On the last day of the creation, staring at my work, I suddenly discovered that I was imprisoned by the vivid pictures in front of me. I have fulfilled a “tale of freedom” but immediately wanted to destroy it; hence, subsequently, I created three editions (From 1830 till now: No.1, No.2, No.4), which could be seen as a group painting or individual works.
5. Please comment the three works. How are their differences demonstrated?
ZFZ: There are comparatively bigger changes in the composition of the three editions. Though maintaining the image of “Liberty” (certainly also because earlier on she was the one who inspired me), these images have not been made extraordinary. I used simple methods to portray her, and then let her be concealed repetitively and at the end discovered that she has transformed from the flesh into a sculpture. In the last edition, I involuntarily painted some ruins and relics next to her. Without humans, without lives, I feel that this might be an ultimate state of freedom. Regarding the differences among the three editions, the key remains the color handling. The pureness of the hue of From 1830 till now is maximum among the three. I wanted to use such intense colors to embody the contemporaneity.
In my previous creation the “Scribble series”, the proportion of greyish black in the painting was often larger, whereas the way the other colors appeared always resembles the lit spots of tree branches and twigs. However, in the last edition, plenty of colorful lines independently exist in the painting; they have no specific meaning. When painting them, I recalled the electric light; I don’t know what the viewer would think.
6.You have mentioned several times about the image of Liberty; what does she mean to you?
ZFZ: I think she symbolizes primarily artistic freedom and physical freedom as well. Once there is physical existence, humans have desires and confrontations, and have the other, the self, the mass and the individual. This seems to be a permanently irresolvable false discourse. Once there is cognition, humans are permanently unable to have absolute sense of freedom. Therefore, in our Eastern philosophy, the real transcendence always begins with “nirvana”, i.e., the demise of physical existence, where the lingered desired could no longer exist with the decease of the body, thereby forming no more restrains…But this would be another huge topic.
7. How do you think that your own works are to be displayed in such exhibition landmarks as the Louvre?
ZFZ: My feelings are complex.
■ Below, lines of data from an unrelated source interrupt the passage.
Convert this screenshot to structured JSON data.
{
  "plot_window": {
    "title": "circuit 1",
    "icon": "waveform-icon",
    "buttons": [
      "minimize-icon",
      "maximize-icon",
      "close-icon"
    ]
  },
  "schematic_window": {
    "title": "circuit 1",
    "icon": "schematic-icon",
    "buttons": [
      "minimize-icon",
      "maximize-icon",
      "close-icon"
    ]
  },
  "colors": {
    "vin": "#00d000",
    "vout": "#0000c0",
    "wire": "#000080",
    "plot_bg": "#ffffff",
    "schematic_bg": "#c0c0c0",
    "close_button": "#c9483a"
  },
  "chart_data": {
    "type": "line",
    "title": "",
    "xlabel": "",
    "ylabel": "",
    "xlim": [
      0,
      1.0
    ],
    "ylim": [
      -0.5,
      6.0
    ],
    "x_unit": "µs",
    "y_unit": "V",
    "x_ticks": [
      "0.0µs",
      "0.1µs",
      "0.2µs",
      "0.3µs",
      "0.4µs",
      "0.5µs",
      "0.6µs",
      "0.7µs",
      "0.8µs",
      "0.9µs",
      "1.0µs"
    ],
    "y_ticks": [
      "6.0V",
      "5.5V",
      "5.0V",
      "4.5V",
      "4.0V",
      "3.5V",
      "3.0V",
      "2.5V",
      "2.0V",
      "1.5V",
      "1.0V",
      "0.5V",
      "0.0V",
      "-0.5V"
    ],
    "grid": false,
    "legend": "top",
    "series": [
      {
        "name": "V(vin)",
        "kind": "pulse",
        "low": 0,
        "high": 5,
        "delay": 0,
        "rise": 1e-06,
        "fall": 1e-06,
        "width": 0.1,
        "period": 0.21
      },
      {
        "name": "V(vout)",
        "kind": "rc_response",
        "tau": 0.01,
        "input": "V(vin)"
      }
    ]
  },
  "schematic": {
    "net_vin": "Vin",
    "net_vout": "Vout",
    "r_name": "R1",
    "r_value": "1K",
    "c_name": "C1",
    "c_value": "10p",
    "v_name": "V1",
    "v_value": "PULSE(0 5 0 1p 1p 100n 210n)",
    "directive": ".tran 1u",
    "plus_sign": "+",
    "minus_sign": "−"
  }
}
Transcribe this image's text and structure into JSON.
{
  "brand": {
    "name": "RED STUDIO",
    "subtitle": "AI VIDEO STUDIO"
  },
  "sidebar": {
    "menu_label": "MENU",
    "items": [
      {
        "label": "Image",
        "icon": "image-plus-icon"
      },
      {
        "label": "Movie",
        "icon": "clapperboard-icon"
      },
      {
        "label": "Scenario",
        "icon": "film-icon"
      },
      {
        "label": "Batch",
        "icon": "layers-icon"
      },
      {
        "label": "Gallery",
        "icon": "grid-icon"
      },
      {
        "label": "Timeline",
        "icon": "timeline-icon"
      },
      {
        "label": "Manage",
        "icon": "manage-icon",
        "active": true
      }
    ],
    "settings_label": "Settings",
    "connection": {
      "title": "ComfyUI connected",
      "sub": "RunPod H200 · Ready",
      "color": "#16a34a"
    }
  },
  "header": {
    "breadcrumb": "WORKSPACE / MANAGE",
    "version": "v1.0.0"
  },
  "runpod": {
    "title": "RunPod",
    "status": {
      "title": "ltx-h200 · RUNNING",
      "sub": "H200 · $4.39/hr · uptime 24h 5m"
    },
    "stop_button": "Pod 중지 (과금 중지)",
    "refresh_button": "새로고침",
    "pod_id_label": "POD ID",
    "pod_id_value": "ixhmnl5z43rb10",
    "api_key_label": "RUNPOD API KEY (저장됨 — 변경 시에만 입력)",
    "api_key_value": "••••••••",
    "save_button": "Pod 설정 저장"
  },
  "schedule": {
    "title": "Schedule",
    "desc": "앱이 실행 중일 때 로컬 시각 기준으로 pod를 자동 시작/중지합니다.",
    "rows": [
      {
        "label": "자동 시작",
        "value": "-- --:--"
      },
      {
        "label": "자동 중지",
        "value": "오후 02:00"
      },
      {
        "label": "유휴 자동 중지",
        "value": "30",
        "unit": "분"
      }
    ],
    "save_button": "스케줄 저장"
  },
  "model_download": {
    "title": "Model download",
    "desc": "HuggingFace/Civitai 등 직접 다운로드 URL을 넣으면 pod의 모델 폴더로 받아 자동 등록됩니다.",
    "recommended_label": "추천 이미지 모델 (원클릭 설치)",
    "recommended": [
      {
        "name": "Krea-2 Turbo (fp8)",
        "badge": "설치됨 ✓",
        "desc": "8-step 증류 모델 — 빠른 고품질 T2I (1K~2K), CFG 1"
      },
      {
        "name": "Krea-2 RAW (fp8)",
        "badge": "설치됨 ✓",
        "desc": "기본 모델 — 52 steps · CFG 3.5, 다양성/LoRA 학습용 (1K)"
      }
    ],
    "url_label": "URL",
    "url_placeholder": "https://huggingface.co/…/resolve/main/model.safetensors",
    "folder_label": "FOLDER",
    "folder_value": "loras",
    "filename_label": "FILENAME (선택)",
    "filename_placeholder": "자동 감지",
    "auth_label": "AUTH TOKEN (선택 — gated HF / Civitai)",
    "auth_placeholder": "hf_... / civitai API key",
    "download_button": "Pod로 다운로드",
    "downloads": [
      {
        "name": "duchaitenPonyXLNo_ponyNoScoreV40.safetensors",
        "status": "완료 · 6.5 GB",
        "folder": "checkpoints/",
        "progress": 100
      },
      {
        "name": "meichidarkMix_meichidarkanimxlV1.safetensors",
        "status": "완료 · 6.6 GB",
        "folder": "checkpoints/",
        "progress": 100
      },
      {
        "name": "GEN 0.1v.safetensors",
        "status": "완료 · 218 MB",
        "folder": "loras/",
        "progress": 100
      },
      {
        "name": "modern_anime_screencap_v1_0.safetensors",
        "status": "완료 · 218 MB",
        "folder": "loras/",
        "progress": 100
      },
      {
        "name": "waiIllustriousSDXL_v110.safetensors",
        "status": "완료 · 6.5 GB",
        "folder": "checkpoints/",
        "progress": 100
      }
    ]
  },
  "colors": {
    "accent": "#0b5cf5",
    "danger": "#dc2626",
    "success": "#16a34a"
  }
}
The Louvre is full of masterpieces; I still could not imagine how it would like when my works are shown there. I believe, generation after generation, that young people participate in art because of having seen the ascendants’ masterpieces. Human lifespan is short, but beauty is eternal. This is precisely the charm of art.
8. Who would you like to see as your viewer?
ZFZ: It would be the artistic masters who created the great works. In my imagination, after the museum is closed and where the light is off, their spirits would emerge from the paintings; maybe they would express their opinions on all the artworks. I want to know how they comment my works.
9. In your opinion, what is freedom?
ZFZ: To me, freedom implies a creation coming absolutely from the heart, regardless of any influences from people and the mundane.